Round of applause: Drama director Allan Hunt retires

Land ‘When he was directing something, you could tell that his heart was 100% in it.’

Often donning a white dress shirt, a uniquely-colored tie, and a kind smile, Allan Hunt, in his 21 years at Oak Park High School, may have most likely been found in the Pavilion, preparing for one of his 52 total drama productions with his majestic instruction and charismatic disposition. You may otherwise have found him in B-4, teaching students about film or advising National Honors Society and Drama Club. And on occasion, you could catch him on the big screen of your very own TV in movies and shows like ‘Freaky Friday’ and ‘Voyage to the Bottom of the Sea.’

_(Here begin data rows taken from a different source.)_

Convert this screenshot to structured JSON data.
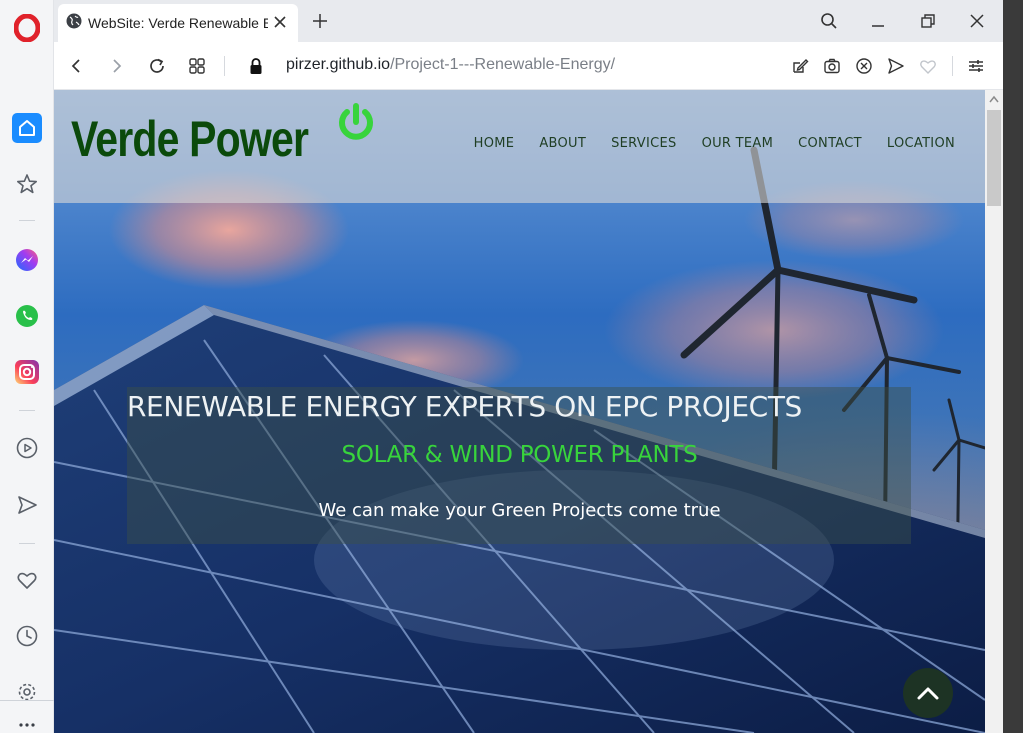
{
  "browser": {
    "tab_title": "WebSite: Verde Renewable Energy",
    "url_host": "pirzer.github.io",
    "url_path": "/Project-1---Renewable-Energy/"
  },
  "sidebar": {
    "items": [
      "opera-logo",
      "home-icon",
      "star-icon",
      "messenger-icon",
      "whatsapp-icon",
      "instagram-icon",
      "player-icon",
      "send-icon",
      "heart-icon",
      "history-icon",
      "settings-icon",
      "more-icon"
    ]
  },
  "site": {
    "logo": "Verde Power",
    "nav": [
      "HOME",
      "ABOUT",
      "SERVICES",
      "OUR TEAM",
      "CONTACT",
      "LOCATION"
    ],
    "headline": "RENEWABLE ENERGY EXPERTS ON EPC PROJECTS",
    "subhead": "SOLAR & WIND POWER PLANTS",
    "tagline": "We can make your Green Projects come true"
  },
  "colors": {
    "logo_green": "#0b4a0b",
    "accent_green": "#38d43c",
    "header_bg": "#d6d6d6",
    "to_top_bg": "#1d3324"
  }
}
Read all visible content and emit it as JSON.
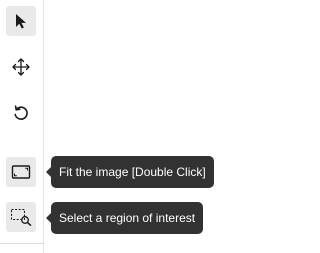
{
  "toolbar": {
    "tools": [
      {
        "name": "Select",
        "icon": "pointer-arrow-icon",
        "active": true
      },
      {
        "name": "Pan",
        "icon": "move-arrows-icon",
        "active": false
      },
      {
        "name": "Reset",
        "icon": "rotate-ccw-icon",
        "active": false
      },
      {
        "name": "Fit the image",
        "icon": "fit-frame-icon",
        "active": true
      },
      {
        "name": "Region of interest",
        "icon": "region-zoom-icon",
        "active": true
      }
    ]
  },
  "tooltips": {
    "fit": "Fit the image [Double Click]",
    "region": "Select a region of interest"
  },
  "colors": {
    "tooltip_bg": "#323232",
    "tooltip_text": "#ffffff",
    "active_bg": "#e9e9e9",
    "icon": "#1a1a1a"
  }
}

Hunt worked alongside choir teacher Heidi Cissell on close to 20 productions, including but not limited to “A Chorus Line,” “Evita,” “Fiddler on the Roof,” “Hello Dolly,” “Grease,” “Little Shop of Horrors,” “Beauty and the Beast,” “Hair,” “Les Miserables.” She recalls her favorite memories shared with Hunt.

“Mr. Hunt and I always used to dress up on campus for Halloween. One year he was Robin Hood and I was a damsel. We always were a kind of duo. We have so many wonderful memories and laughs throughout all of the productions that we worked on together,” Cissell said. “When I had the vocal rehearsals for the musicals, Mr. Hunt would always sit by me — by the piano — and turn pages for me. I think he just loved hearing the students sing and loved watching the process of everything coming together musically … [He] is one of the kindest, most patient [people] that I have had the privilege to work with in the arts.”

Hunt also worked on occasion with band director Zachary Borquez, who similarly praised the educator and director.

“Thinking back to my first year … and learning that he was an actor, there was a little bit of a fan aspect to it,” band director Zachary Borquez said in a speech during the OPUSD Retirement Reception. “I was like ‘Oh, that’s awesome — he’s Seaman Stu Riley in ‘Voyage’’ … [I even found] an … good website.”

It isn’t only staff who applaud Hunt, but students, too.

“I have worked with a lot of different directors in my experience with theater, and no one is as patient, kind, and thoughtful as Mr. Hunt,” said senior Dominic Land. “Every time you go up to him, he smiles and is ready to have a full conversation with you, no matter what.”

Land then jokes about how Hunt used to bring in sour dough pretzels to rehearsal, causing everyone to get mad at eachother for spending so much time getting them. Even alumni recall Hunt’s kind character.

“He was always patient and offered kind encouragement through every step of the process,” said OPHS alumnus Preston Green, who worked closely with Hunt on “Mamma Mia!” and “Chicago.” “You could always tell he truly loved what he was doing. I think that sort of visible passion inspired all of us in the cast.”

So what lies next in store for Hunt?

“I’ll probably go back to acting now, so you might have to see me on TV again,” Hunt said. Keep your eyes peeled, folks.